The new Mezzaluna isn't a fancy joint — the napkins are paper, and there are no tablecloths — but it's cheery and a friend of mine who lives nearby loves the place. "Every neighborhood needs an Italian restaurant," he insists.
The historic hamlet of Parkville has had its neighborhood Italian place since the Great Depression, according to the menus at Frank's Italian Restaurant. It used to be called Papa Frank's and has moved a few times around Parkville's main drag, most recently to a prominent corner on Main Street. Until this month, it was operated by the popular and charismatic Frank McCall, who died on October 4 at age 49, apparently of a heart attack. He had already sold an interest in his restaurant to former Ameristar chef Ali Mahzoon, who continues to operate the cozy storefront dining room, using the McCall family recipes — creating the house sugo is still a three-day cooking process — and writing the day's specials on a small chalkboard.

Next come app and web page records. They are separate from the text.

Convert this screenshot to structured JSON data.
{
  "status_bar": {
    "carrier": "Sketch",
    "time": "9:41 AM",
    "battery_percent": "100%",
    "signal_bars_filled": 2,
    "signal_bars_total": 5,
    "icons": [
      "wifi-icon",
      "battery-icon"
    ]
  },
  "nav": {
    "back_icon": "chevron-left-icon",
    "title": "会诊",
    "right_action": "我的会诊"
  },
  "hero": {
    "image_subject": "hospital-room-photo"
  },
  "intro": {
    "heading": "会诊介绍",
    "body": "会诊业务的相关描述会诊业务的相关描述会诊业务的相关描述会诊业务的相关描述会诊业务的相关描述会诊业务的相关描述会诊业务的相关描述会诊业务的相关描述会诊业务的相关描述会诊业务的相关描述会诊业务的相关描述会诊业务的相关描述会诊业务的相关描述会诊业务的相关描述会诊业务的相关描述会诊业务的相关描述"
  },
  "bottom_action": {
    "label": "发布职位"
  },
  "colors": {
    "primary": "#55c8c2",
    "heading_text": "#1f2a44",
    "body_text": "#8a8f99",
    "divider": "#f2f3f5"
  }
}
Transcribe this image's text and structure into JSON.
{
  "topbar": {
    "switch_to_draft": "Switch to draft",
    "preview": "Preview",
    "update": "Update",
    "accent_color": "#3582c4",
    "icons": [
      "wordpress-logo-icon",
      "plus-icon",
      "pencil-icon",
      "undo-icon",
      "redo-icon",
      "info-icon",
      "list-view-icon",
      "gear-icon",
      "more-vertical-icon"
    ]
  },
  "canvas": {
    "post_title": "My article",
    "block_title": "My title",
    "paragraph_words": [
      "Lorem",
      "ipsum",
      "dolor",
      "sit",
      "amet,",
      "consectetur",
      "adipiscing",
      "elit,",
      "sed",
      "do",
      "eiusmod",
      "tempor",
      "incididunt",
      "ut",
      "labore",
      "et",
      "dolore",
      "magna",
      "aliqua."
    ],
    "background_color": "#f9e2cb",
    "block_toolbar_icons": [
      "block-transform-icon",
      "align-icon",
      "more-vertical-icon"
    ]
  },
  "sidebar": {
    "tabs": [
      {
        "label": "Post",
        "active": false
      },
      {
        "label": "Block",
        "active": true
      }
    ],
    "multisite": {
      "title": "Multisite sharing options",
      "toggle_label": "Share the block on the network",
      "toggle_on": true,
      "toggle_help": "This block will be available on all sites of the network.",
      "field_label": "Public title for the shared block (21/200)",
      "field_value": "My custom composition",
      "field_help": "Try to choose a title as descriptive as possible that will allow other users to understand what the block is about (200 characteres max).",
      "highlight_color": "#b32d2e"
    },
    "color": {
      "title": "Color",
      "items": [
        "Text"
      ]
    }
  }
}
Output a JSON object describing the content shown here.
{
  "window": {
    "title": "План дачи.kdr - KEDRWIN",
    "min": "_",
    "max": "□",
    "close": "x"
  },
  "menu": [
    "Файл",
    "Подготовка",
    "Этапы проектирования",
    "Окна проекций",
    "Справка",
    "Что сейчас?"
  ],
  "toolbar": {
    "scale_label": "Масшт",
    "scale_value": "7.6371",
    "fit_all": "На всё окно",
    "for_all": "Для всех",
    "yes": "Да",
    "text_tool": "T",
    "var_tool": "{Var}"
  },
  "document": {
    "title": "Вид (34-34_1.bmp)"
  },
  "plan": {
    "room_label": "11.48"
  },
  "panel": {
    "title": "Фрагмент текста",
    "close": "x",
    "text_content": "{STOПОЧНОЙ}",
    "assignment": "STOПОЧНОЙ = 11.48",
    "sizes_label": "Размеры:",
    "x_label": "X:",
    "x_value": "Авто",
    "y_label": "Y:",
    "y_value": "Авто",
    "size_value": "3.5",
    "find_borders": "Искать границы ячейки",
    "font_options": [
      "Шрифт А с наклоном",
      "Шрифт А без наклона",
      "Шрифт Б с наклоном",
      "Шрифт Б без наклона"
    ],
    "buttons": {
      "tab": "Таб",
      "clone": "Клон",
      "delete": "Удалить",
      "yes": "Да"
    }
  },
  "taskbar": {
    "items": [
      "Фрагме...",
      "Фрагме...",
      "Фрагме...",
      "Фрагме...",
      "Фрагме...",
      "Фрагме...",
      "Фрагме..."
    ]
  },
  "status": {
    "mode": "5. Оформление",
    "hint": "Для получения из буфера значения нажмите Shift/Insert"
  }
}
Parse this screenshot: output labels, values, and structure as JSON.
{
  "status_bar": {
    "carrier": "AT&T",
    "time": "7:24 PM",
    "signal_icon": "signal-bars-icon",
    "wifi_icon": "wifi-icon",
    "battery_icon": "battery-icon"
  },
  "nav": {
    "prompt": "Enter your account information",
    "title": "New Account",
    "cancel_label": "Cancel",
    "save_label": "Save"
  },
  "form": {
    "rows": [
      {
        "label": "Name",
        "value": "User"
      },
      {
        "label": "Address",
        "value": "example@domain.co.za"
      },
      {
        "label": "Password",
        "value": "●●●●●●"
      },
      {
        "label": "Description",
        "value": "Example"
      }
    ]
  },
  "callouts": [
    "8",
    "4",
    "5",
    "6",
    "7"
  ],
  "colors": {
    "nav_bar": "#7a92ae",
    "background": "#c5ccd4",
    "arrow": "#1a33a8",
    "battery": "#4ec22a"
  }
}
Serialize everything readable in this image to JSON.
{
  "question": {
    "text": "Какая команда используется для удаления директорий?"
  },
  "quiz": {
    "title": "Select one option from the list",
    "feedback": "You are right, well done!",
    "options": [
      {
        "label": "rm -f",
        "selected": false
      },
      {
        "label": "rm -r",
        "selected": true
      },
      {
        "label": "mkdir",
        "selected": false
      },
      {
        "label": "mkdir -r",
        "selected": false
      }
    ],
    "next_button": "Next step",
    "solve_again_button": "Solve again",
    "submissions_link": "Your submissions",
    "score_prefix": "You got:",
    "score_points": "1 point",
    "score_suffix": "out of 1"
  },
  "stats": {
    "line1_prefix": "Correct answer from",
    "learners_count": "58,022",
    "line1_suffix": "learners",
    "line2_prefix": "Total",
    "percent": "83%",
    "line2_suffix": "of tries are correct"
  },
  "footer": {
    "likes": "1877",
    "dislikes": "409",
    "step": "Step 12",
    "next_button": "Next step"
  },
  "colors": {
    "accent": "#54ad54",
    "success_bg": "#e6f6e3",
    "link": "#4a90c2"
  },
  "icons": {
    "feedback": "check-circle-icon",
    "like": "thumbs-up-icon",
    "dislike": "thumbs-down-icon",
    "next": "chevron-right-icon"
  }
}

It's a charming, unpretentious place, and it says volumes that the best-seller here is the Italian steak sandwich (smothered in that rich sugo), which I've tasted and really liked. Not everything on the menu is extraordinary, but it's all solid and comforting. I'd never order the calamari again (they look like savory little doughnuts), but the Mendolia sausage starter and the cheesy garlic toast were great, and I loved the "Lasagna rolls," a meatless spin on traditional lasagna with the seasoned ricotta rolled up in a sheath of pasta.
My friends, even the fussy ones, cut Frank's a lot of slack because the place is so intimate. It really does feel as though you're eating in someone's house — someone cooking in close proximity to your table. The pasta Diavola with shrimp, tossed in a punchy tomato cream sauce, is wonderfully spicy, and the eggplant dinner — though lacking visual appeal — is light, crispy and surprisingly greaseless.
It's classic small-town Italian-American cooking, and there's something rewarding about that. Not all the desserts are made in-house (the tiramisu, for example), but there usually are one or two homemade delicacies, such as last week's slice of pumpkin pie. It came sprinkled with enough powdered cinnamon to garnish about three full-sized pies, but there also was a fluffy cloud of real whipped cream. Maybe it wasn't very Italian, but as comfort food, it was pure la dolce vita, baby.